The other day, wandering aimlessly around Waterstone's in Croydon and gravitating as always towards the travel literature section, I spied The Cyclist Who Went Out in the Cold – adventures along the iron curtain, by Tim Moore.
Moore stays in hotels, but nothing fancy, he doesn't camp, he simply gets on with his job – yes, his job – which is cycling, eating, sleeping (repeat and fade) until he reaches his destination. While bears are a potential initial worry in Finland, crazy dogs, bad drivers and extreme weather conditions become his chief enemies; and while he arms himself with pepper spray, he never has to use it.
There's more to this book than simply cycling from A to B: it's a challenge, an adventure, but it's not a race, and Moore's reflexions on the Cold War give the book depth, making it much more than just another account of a bloke attempting something silly. Did you know, for example, that prior to the Berlin Wall coming down in 1989, one in six people in the German Democratic Republic was a Stasi informer?

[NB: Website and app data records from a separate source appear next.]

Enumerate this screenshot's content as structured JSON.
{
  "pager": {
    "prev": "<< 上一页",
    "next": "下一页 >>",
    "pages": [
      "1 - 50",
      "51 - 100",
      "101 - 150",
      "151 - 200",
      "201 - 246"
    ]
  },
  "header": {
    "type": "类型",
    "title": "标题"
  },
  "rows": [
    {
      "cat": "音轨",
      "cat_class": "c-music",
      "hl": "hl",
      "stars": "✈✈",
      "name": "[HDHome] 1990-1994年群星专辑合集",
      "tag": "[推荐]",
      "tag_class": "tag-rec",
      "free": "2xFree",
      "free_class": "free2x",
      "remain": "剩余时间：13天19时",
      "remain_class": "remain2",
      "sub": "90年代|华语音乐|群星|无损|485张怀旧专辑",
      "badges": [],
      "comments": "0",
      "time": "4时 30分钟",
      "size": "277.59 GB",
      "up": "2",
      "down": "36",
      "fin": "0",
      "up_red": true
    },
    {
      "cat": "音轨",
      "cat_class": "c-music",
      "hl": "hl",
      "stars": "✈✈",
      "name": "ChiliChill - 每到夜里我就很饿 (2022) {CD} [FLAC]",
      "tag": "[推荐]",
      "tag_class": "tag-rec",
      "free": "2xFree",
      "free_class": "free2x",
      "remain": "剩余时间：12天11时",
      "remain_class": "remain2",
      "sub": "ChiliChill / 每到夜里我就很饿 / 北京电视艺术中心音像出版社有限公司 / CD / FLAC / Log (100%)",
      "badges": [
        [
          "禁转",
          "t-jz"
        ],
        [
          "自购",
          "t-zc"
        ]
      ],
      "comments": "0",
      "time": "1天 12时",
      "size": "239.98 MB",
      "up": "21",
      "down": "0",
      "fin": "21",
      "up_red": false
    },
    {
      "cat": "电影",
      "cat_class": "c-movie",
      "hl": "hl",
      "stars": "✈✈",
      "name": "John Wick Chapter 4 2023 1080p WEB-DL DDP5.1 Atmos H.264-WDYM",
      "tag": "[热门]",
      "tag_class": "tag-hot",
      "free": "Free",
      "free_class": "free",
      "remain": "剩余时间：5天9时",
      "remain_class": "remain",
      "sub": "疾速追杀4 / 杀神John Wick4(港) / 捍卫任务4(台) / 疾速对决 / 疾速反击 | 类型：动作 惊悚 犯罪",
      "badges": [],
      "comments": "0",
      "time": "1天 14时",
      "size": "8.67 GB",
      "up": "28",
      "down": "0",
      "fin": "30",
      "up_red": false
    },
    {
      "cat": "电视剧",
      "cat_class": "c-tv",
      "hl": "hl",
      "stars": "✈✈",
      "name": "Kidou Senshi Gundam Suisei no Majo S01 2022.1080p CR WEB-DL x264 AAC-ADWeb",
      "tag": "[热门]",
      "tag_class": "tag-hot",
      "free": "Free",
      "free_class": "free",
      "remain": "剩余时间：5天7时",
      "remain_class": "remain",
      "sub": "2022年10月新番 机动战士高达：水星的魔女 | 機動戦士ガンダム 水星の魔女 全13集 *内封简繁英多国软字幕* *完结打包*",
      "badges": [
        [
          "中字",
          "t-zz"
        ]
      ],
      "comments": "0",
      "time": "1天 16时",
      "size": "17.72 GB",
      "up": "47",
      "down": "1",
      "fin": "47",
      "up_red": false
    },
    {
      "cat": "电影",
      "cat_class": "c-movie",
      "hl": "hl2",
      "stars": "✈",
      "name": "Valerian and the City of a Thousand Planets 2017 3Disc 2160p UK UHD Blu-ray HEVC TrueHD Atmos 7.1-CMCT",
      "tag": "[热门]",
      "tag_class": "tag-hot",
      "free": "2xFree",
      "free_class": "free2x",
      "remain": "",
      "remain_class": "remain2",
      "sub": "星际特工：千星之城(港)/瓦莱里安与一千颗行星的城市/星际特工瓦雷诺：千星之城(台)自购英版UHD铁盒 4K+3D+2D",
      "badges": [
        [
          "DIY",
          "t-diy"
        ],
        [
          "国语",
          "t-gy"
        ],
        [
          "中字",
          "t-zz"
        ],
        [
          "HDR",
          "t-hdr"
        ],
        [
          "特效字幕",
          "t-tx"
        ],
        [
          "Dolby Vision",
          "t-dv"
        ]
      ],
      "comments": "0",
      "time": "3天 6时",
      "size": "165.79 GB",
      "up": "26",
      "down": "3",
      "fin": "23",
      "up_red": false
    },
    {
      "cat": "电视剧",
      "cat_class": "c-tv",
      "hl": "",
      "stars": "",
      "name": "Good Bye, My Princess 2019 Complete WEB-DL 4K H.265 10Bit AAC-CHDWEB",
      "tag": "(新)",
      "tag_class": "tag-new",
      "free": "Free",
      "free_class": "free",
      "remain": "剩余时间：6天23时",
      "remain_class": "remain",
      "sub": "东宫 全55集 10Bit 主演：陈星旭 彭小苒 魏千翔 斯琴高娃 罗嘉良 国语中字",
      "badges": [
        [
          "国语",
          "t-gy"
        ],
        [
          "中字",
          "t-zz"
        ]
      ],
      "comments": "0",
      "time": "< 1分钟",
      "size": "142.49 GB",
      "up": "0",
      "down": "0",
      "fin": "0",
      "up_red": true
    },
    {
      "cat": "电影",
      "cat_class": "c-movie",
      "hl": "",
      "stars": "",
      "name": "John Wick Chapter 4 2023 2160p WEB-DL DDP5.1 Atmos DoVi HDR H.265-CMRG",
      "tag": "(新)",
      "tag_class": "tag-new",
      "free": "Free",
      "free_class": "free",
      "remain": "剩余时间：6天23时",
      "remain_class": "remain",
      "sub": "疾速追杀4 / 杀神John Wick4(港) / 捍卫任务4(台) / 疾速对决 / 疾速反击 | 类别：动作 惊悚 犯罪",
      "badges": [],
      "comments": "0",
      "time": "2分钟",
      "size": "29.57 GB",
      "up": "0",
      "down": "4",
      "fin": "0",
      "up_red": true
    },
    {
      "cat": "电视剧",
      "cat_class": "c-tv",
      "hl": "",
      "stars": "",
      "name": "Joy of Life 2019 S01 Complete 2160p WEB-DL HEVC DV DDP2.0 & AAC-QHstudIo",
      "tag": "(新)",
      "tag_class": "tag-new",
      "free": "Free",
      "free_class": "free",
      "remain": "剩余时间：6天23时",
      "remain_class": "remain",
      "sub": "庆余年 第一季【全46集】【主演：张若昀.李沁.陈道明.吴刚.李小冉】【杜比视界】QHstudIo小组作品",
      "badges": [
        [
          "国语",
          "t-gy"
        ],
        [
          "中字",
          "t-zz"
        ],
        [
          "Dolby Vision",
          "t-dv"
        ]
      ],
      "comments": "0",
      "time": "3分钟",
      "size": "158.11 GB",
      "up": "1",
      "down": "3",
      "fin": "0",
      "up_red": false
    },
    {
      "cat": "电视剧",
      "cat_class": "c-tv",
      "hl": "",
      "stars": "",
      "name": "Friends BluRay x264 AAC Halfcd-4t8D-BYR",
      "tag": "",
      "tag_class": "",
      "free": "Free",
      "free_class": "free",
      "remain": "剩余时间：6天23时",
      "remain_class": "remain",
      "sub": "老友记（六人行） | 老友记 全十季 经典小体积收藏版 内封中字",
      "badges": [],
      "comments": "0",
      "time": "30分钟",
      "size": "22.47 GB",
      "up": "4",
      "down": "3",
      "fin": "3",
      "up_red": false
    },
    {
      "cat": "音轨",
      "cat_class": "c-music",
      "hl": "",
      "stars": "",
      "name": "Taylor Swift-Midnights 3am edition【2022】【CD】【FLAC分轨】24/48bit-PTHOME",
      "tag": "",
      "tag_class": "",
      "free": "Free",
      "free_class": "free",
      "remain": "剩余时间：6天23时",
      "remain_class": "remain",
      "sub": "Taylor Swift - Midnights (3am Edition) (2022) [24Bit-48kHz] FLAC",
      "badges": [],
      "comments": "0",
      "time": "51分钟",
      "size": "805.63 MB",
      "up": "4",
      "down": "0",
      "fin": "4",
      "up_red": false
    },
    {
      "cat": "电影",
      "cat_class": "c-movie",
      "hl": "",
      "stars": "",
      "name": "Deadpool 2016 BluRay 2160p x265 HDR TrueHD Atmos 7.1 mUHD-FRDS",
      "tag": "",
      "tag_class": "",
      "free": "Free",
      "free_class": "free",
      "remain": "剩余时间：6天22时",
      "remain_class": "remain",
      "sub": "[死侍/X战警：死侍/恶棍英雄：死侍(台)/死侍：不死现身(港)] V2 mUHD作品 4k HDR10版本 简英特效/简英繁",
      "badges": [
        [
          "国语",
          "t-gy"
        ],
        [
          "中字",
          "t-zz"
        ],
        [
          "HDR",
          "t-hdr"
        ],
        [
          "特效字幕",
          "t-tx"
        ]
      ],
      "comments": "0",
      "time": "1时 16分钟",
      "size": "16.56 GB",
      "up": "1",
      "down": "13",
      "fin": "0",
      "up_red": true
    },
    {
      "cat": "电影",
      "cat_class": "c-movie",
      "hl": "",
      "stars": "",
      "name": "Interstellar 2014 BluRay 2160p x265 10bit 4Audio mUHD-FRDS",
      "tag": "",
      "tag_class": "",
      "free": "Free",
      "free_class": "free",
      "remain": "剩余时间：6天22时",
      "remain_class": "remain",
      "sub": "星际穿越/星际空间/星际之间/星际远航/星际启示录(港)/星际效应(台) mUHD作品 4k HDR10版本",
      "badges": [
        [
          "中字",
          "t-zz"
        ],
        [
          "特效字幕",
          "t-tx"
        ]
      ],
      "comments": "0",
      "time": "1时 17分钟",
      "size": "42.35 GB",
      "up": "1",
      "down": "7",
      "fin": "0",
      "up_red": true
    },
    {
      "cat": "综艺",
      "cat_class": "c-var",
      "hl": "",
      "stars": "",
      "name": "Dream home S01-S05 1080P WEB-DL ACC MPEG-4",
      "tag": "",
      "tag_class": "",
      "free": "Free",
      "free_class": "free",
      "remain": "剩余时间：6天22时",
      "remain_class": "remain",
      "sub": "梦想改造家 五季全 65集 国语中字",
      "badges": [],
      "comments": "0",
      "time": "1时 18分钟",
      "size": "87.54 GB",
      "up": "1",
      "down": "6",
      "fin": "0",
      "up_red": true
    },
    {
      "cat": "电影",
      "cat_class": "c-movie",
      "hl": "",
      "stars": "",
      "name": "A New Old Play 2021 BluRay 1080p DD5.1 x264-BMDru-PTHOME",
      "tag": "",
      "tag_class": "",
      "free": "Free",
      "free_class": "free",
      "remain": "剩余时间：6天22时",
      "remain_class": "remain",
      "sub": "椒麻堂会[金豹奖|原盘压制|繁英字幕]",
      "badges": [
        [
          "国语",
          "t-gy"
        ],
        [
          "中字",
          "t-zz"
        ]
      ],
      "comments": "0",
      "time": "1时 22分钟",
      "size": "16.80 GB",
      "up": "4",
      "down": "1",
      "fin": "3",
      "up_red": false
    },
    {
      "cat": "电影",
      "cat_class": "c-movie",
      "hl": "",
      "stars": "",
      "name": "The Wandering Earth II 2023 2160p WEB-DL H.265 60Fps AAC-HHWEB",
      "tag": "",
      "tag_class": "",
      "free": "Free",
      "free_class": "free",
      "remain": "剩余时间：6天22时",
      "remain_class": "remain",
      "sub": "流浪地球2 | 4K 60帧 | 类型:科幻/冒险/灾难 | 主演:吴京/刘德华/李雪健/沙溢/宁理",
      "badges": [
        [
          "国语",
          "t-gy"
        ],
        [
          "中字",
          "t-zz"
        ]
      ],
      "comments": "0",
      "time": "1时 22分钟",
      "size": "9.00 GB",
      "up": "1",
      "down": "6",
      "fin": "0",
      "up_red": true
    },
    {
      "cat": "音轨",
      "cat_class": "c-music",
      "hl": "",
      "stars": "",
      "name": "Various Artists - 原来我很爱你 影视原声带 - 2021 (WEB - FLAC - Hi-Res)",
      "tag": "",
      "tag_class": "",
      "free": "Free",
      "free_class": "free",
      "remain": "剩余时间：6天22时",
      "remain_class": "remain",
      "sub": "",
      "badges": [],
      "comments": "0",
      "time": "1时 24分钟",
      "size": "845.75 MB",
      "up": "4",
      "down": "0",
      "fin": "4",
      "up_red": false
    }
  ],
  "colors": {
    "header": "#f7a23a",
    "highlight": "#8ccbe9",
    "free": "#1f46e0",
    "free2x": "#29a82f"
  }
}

|Moore and the MIFA 900 by a stretch of the Berlin Wall...|
In fact, as I read Moore's book he was doing something with a vintage car in America and tweeting about it – expect another travel book with a difference soon.
During his mammoth ride Moore is constantly coming up against relics from the Cold War in the shape of watchtowers, Trabants and dreary old tenement blocks. At one point he admits that the spectre of nuclear war constantly loomed throughout his formative years in the 1980s, but nothing a can or two of Kestrel couldn't put right. I was in my early-to-mid twenties during the 80s and while there were constant references to nuclear war between East and West (Frankie Goes to Hollywood and Sting sang of it) and the politics of the period confirmed that it was certainly a reality (Reagan and his Star Wars missile defence system springs to mind) but there was always hope in the shape of Gorbachev.
I don't remember feeling the threat of nuclear war hanging over my head – I was far too optimistic for that – and my drink of choice wasn't Kestrel (perish the thought!) but Young's Ordinary Bitter in the pubs of South London. Perhaps that's why I felt so optimistic.
Like all good writers, Moore takes his readers with him on the ride and like Moore I wasn't happy as the adventure neared it's end. I like his honesty in this respect. "I went through the last rites with a light head and a strangely heavy heart," he writes, likening his situation to an old lag given parole in The Shawshank Redemption. "My sentence was almost served," he says, unsure how to deal with the eventuality, "though ideally not by hanging myself from a doorframe."
|Journey's end: Moore reaches the Black Sea town of Tsarevo in Bulgaria|
Postscript: Something else I must mention is that throughout the book there's no pretence from the publisher, nothing that left me wondering whether Moore was pulling the wool over my eyes. There's nothing on the cover to suggest that Moore was, say, on holiday in Norway and thought, bugger it, I'll ride that shopping bike I found all the way to Bulgaria. In Mike Carter's One Man and His Bike – as good as it is – the implication on the back cover is that Mike was cycling to work one day and thought, sod it, I'll ride my bike around the coastline of the UK, sod working for a living. No, he didn't just ride off into the sunset. He planned it, sorted out a regular stream of articles for the Guardian before he left, rented out his flat and so on. I'm not blaming Carter for the pretence, his publishers were to blame, but there was no such pretence from Moore's publishers, which makes the whole thing that little bit better. Well done, Comrade Timoteya.
Not related to Moore's or Carter's book, but click here anyway.
One Man and His Bike by Carter, click here and here.
And for Further Reading, click here.
The Travel Rider – In Conversation with Tim Moore, click here.